+++ Available data +++

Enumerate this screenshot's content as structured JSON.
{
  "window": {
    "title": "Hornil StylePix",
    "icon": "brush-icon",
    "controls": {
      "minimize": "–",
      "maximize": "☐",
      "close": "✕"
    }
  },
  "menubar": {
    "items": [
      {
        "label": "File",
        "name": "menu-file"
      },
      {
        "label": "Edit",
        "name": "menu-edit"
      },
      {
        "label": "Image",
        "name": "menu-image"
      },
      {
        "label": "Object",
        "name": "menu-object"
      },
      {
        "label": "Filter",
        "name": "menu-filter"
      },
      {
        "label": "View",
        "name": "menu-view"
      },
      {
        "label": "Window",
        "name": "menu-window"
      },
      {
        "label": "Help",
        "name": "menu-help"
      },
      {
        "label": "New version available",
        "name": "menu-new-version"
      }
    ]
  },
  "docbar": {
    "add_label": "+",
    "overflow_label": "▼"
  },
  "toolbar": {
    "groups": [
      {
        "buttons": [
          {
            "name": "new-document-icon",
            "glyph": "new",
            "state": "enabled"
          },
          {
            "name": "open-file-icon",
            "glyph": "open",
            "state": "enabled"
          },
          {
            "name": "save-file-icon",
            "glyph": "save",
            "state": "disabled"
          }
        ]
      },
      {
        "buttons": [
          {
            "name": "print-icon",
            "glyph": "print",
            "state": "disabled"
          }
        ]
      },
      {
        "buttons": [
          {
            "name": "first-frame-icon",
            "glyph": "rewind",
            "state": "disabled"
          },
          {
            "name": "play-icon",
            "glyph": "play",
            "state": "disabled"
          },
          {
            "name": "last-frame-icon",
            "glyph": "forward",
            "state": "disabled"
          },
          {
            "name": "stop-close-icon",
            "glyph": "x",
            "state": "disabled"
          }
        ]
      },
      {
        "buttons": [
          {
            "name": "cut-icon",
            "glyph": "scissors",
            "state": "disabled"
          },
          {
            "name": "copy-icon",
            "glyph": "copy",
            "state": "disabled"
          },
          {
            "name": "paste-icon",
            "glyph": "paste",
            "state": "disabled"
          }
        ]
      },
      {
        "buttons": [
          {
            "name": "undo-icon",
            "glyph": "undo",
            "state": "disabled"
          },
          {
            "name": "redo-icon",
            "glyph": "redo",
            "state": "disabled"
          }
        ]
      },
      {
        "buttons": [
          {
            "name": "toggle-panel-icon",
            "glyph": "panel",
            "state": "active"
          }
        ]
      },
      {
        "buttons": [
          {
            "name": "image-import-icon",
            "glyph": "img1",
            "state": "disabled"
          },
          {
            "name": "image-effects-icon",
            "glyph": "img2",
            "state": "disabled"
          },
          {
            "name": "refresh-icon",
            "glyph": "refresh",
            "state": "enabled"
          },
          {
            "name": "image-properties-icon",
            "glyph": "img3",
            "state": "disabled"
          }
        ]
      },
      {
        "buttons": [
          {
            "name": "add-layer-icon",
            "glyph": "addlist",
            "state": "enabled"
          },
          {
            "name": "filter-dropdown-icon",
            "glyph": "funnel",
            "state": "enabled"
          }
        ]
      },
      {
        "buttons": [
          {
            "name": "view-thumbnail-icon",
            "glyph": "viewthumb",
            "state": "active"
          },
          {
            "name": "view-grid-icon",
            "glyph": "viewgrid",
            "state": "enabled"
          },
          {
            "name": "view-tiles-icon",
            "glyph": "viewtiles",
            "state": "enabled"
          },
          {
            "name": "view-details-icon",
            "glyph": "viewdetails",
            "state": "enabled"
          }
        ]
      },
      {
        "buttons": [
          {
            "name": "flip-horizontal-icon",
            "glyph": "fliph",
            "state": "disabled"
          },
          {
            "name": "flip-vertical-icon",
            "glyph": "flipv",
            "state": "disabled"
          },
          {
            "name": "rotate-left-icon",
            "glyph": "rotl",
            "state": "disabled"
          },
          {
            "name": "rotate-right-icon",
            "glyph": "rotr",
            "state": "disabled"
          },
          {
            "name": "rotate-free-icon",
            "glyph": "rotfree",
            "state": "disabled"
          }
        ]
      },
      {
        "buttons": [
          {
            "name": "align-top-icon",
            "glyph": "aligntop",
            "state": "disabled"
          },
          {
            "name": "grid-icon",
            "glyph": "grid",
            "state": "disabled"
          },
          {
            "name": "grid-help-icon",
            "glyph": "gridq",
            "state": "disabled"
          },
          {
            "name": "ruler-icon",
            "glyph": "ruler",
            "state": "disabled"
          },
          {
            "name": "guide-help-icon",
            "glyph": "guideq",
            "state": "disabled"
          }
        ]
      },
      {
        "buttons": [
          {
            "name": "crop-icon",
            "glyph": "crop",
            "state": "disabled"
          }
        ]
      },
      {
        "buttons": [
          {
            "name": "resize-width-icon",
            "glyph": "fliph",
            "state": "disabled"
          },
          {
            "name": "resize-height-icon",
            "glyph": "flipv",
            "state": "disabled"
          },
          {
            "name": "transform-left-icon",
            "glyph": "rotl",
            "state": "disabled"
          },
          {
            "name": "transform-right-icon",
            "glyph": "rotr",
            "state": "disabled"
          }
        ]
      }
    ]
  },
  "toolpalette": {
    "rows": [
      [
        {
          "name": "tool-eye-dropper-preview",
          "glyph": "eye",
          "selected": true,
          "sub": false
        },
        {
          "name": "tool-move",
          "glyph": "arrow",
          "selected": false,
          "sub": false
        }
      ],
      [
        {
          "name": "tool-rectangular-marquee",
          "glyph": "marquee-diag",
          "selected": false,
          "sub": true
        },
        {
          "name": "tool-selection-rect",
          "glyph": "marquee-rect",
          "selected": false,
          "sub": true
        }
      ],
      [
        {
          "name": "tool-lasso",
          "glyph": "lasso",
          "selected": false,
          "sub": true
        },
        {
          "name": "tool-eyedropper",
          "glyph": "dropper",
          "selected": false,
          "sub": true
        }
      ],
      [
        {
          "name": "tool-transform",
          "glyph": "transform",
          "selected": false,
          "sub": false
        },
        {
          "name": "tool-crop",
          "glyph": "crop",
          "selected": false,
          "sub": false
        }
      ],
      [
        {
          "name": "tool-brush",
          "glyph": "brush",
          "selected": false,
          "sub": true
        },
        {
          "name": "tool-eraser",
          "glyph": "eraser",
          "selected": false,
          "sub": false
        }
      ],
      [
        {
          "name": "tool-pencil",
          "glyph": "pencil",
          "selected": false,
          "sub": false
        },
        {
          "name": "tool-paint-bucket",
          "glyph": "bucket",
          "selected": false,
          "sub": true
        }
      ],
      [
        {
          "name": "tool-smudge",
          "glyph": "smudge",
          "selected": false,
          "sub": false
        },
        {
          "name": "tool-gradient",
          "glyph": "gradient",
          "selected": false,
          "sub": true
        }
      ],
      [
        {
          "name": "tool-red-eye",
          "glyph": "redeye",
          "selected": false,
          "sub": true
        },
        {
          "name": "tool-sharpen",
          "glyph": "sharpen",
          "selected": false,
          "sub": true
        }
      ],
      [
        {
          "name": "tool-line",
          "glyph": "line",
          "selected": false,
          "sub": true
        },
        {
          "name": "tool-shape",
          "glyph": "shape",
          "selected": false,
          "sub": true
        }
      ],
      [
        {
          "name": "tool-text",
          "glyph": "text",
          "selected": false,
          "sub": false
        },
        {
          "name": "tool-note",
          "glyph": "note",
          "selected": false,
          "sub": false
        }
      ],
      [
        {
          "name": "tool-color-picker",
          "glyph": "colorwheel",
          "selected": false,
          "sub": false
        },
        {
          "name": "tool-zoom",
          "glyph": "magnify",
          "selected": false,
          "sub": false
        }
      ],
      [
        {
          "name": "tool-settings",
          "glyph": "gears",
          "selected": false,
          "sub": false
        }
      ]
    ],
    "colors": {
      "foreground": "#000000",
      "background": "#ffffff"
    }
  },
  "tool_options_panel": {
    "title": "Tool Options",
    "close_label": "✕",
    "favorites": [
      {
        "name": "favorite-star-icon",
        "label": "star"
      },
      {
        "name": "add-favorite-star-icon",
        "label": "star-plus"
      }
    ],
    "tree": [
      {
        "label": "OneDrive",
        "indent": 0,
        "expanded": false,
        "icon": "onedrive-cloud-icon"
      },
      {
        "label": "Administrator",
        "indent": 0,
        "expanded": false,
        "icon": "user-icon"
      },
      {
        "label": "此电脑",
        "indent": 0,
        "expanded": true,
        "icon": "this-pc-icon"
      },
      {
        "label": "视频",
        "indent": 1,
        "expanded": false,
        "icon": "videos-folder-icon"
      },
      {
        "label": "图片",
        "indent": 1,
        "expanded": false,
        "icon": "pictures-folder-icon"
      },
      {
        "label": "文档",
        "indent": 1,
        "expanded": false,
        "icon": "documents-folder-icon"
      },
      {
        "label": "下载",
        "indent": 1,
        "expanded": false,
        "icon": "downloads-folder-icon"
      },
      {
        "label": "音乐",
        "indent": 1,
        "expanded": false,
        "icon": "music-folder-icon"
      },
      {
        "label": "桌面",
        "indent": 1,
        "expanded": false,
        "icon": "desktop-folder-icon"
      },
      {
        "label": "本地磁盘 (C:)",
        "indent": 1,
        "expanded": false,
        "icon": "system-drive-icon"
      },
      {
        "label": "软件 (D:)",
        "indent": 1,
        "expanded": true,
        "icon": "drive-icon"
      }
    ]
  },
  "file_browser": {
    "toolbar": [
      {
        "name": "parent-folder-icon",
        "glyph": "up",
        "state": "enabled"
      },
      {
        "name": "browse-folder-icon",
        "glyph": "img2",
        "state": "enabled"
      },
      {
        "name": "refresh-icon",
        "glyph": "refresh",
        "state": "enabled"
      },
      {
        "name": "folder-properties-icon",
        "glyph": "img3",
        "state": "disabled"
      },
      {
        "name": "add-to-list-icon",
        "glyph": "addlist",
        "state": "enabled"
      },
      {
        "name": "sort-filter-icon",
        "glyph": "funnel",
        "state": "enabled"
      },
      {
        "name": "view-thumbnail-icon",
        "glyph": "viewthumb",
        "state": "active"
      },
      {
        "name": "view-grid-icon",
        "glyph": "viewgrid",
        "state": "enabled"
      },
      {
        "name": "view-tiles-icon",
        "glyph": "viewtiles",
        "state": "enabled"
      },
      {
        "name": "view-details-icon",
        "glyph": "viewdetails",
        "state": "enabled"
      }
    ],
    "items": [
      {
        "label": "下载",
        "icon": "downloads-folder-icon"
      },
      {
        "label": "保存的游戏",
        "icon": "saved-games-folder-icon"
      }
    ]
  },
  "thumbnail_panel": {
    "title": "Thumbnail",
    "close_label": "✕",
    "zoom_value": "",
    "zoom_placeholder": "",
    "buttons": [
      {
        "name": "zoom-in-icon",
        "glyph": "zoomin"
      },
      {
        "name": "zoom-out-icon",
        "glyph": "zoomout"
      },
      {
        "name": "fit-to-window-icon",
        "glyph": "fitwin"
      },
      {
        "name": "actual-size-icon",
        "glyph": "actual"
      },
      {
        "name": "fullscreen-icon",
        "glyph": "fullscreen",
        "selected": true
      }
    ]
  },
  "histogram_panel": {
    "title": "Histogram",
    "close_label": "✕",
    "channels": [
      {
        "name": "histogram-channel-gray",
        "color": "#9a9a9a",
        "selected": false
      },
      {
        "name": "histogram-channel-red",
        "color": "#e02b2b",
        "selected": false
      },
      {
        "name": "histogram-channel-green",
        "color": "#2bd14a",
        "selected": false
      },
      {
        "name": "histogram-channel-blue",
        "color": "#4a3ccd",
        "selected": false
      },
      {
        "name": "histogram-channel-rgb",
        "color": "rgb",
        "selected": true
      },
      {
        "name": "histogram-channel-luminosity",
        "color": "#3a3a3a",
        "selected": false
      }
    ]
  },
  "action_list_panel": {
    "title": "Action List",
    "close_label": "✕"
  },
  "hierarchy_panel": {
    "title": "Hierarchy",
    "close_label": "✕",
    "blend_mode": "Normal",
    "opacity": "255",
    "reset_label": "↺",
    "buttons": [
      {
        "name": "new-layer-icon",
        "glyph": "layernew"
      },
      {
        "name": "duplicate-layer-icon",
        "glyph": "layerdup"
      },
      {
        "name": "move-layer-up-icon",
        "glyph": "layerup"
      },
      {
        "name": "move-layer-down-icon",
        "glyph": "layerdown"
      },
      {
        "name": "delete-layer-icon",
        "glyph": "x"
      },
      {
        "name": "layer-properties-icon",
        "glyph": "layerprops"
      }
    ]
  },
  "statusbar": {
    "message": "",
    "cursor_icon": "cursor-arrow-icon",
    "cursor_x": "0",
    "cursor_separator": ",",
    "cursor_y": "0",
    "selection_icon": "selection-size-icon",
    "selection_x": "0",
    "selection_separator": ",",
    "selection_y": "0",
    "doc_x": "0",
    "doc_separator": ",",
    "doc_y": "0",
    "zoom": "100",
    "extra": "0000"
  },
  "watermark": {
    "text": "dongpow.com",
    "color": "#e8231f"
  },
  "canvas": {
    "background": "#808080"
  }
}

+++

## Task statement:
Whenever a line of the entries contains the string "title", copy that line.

## Result of the task:
    "title": "Hornil StylePix",
    "title": "Tool Options",
    "title": "Thumbnail",
    "title": "Histogram",
    "title": "Action List",
    "title": "Hierarchy",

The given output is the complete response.